The best place to begin understanding idioms is to look at the origin of an idiom.
Bang for the buck, is an idiom that reflects the amount of value you can get for the amount of dollars you have shelled out. The same bang (item) for less money would be the typical approach when shopping for the identical items. Going to five different stores for the identical item might yield five different prices. If you purchased and paid the least amount of money possible, you have gotten the most bang for the buck possible for that item. The “bang” is a metaphor for reward, return, value or best priced item. The “buck” is the dollar amount paid.
Imagine a very large firecracker you purchased for $ 1.00 and a small firecracker that you paid the same amount. When you light the fuse on the larger one, that bang (sound) is just, ok. Next, you light the smaller firecracker and to your surprise, the sound is amazingly loud. The best bang for the buck is the smaller firecracker. After all, you are looking for the loudest noise when you are buying firecrackers and is irrelevant to size. Remember, dynamite comes is small packages!

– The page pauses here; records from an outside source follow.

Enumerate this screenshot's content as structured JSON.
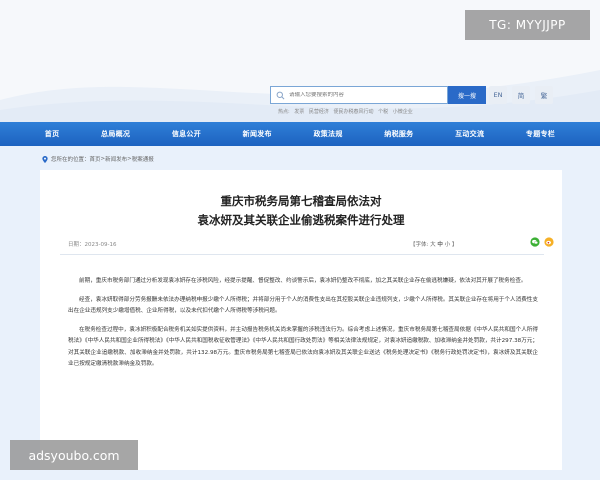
{
  "watermarks": {
    "top_right": "TG: MYYJJPP",
    "bottom_left": "adsyoubo.com"
  },
  "search": {
    "placeholder": "请输入您要搜索的内容",
    "button_label": "搜一搜",
    "hot_label": "热点:",
    "hot_terms": [
      "发票",
      "民营经济",
      "便民办税春风行动",
      "个税",
      "小微企业"
    ]
  },
  "languages": [
    "EN",
    "简",
    "繁"
  ],
  "nav": [
    "首页",
    "总局概况",
    "信息公开",
    "新闻发布",
    "政策法规",
    "纳税服务",
    "互动交流",
    "专题专栏"
  ],
  "breadcrumb": {
    "prefix": "您所在的位置：",
    "items": [
      "首页",
      "新闻发布",
      "税案通报"
    ],
    "separator": ">"
  },
  "article": {
    "title_line1": "重庆市税务局第七稽查局依法对",
    "title_line2": "袁冰妍及其关联企业偷逃税案件进行处理",
    "date": "日期：2023-09-16",
    "font_size": {
      "prefix": "【字体:",
      "large": "大",
      "medium": "中",
      "small": "小",
      "suffix": "】"
    },
    "paragraphs": [
      "前期，重庆市税务部门通过分析发现袁冰妍存在涉税风险，经提示提醒、督促整改、约谈警示后，袁冰妍仍整改不彻底，加之其关联企业存在偷逃税嫌疑，依法对其开展了税务检查。",
      "经查，袁冰妍取得部分劳务报酬未依法办理纳税申报少缴个人所得税；并将部分用于个人的消费性支出在其控股关联企业违规列支，少缴个人所得税。其关联企业存在将用于个人消费性支出在企业违规列支少缴增值税、企业所得税，以及未代扣代缴个人所得税等涉税问题。",
      "在税务检查过程中，袁冰妍积极配合税务机关如实提供资料，并主动报告税务机关尚未掌握的涉税违法行为。综合考虑上述情况，重庆市税务局第七稽查局依据《中华人民共和国个人所得税法》《中华人民共和国企业所得税法》《中华人民共和国税收征收管理法》《中华人民共和国行政处罚法》等相关法律法规规定，对袁冰妍追缴税款、加收滞纳金并处罚款，共计297.38万元；对其关联企业追缴税款、加收滞纳金并处罚款，共计132.98万元。重庆市税务局第七稽查局已依法向袁冰妍及其关联企业送达《税务处理决定书》《税务行政处罚决定书》，袁冰妍及其关联企业已按规定缴清税款滞纳金及罚款。"
    ]
  },
  "colors": {
    "nav_blue": "#1d62c0",
    "accent_blue": "#2a6ac8",
    "page_bg": "#e9f1fb"
  }
}
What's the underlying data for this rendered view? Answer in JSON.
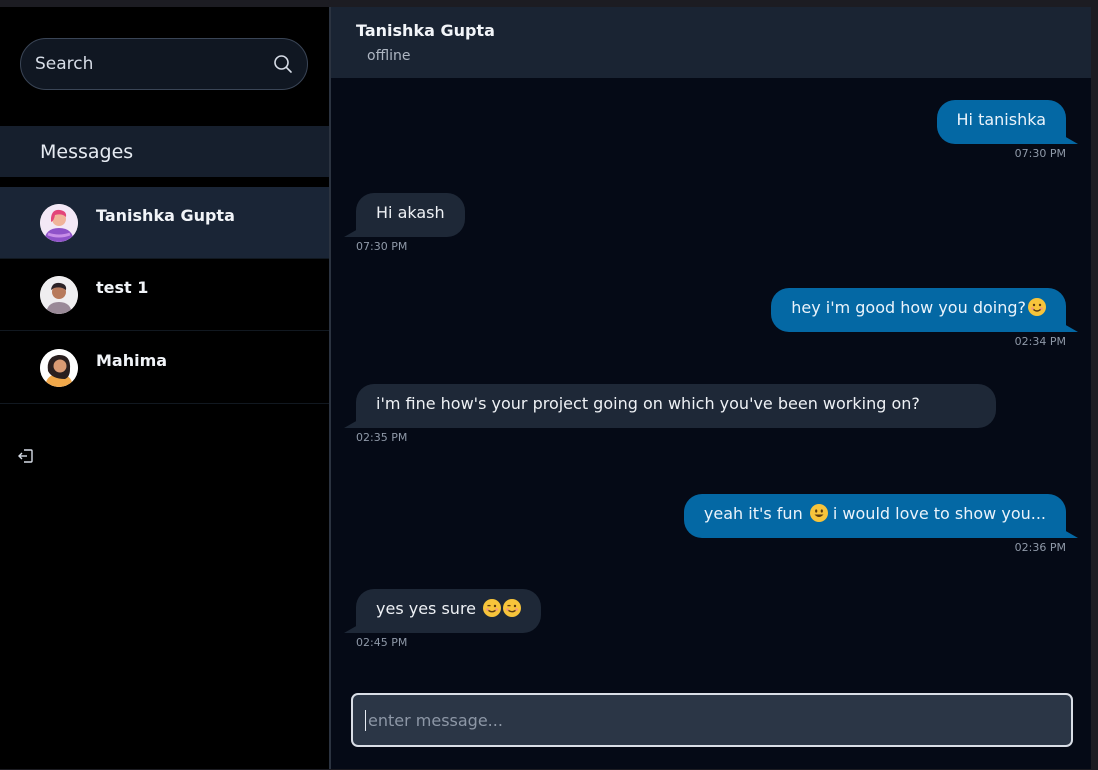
{
  "sidebar": {
    "search": {
      "placeholder": "Search",
      "icon": "search-icon"
    },
    "heading": "Messages",
    "contacts": [
      {
        "name": "Tanishka Gupta",
        "active": true
      },
      {
        "name": "test 1",
        "active": false
      },
      {
        "name": "Mahima",
        "active": false
      }
    ],
    "logout_icon": "logout-icon"
  },
  "chat": {
    "contact_name": "Tanishka Gupta",
    "status": "offline",
    "messages": [
      {
        "direction": "out",
        "text": "Hi tanishka",
        "time": "07:30 PM"
      },
      {
        "direction": "in",
        "text": "Hi akash",
        "time": "07:30 PM"
      },
      {
        "direction": "out",
        "text": "hey i'm good how you doing?",
        "emoji": [
          "smiling-face"
        ],
        "time": "02:34 PM"
      },
      {
        "direction": "in",
        "text": "i'm fine how's your project going on which you've been working on?",
        "time": "02:35 PM"
      },
      {
        "direction": "out",
        "text_before": "yeah it's fun",
        "emoji": [
          "grinning-face"
        ],
        "text_after": "i would love to show you...",
        "time": "02:36 PM"
      },
      {
        "direction": "in",
        "text": "yes yes sure",
        "emoji": [
          "winking-face",
          "winking-face"
        ],
        "time": "02:45 PM"
      }
    ],
    "composer": {
      "placeholder": "enter message..."
    }
  },
  "colors": {
    "outgoing_bubble": "#0468a4",
    "incoming_bubble": "#1e2837",
    "chat_background": "#050a16",
    "header_background": "#1a2433",
    "active_contact": "#1a2536"
  }
}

Why do we call the United State Dollar a buck? Back in the history of the US when the territories were being settled it was common place for the settlers to hunt deer, caribou, elk … etc. They would eat the meat and use the skin or hide of the animal for making clothing and blankets to protect themselves from the weather elements such as rain, snow and the bitter cold. So why the buck? Buck is the name of a male deer. The settlers that needed supplies like bullets, gun powder, boots, services and anything else they were unable to make themselves, had to be purchased or traded for. Since there was not a standard currency available in the most remote regions of settlement territories, settlers would trade buck skins (animal skins) as a form of payment or barter. The trading post would then ship the skins and furs back to the East coast of the US for use in manufacturing items for retail purchase.
Understanding the above is an example why Native speakers understand idioms. Through the educational system and acquisition at a young age, makes idioms a piece of cake. This type of background information is what we’ve learned growing up and makes for a natural foundation in understand metaphoric and term meaning when using idioms. I do not ever remember learning about idioms in school, but instead by learning through acquisition.Teachers never asked us to remember the numerous idioms. Idioms were learned by hearing adults use them. It goes full circle as my example mentioned above. If you have an expanded vocabulary you can more easily navigate idioms and comprehend the context of use, however the metaphoric meaning use can trip up even advanced learners.
I think the most daunting task for ESL learners is not to get stuck on an unfamiliar idiom expression during a conversation or when reading. Allow it to go over your head to get past the idiomatic word or expression and understand the context for communication of its global meaning. Try reading between the lines, it has been my experience in the classroom that most student have a sixth sense of whether something expressed is negative, positive, personal, spoken in jest or in being serious.
Example; if an American is smiling and or laughing then it is not to be taken as serious and anything spoken, I mean anything is posed with the intent of humor or maybe pulling ones leg.
The disadvantage to English learners is that as native speakers, we discount idioms as anything other than normal communication, since we have had a lifetime of practicing them. At the same time we can communicate without them, it’s our language’s bread and butter. We sometimes find that people who do not use them as perhaps tip toing through a minefield in hopes of not hurting themselves by an idiom exploding out of their mouth. Well it is hard to do and very boring for the person having to listen to the black and white noise of such a colorful language. Idioms are about timing and appropriation. If students try to use them incorrectly and or too often, then it can be conveyed as a form of shtick.
ESl learners have to realize that you can ask your instructor to teach you all the possible idioms recorded throughout history. It is better to put the ball in his court by asking your instructor to use the common idioms at every opportunity during lessons and conversations in and outside the classroom. This will give students a chance to look past an idiom and draw their own conclusion about its relation to context. Students should out of the blue ask their instructor the meaning of the expression and what similar idioms can be used in place of the topic expression. American idioms are a dime a dozen with several idioms that mean the something can be interchanged, e.g. … busy as a bee, busy as a beaver, working like a dog or working your butt off … etc.
Most importantly while you have spent an arm and a leg on a crash course learning and improving your English skills. Try and practice speaking English at every opportunity in and outside of the classroom. If you bolt out of the classroom and revert to the use of your native language for communication, sooner or later you will realize missed opportunities to refine your skills taught in the classroom and one less chance for a feather in your cap. Students need to go all in and immerse themselves in English to get a return on their language investment.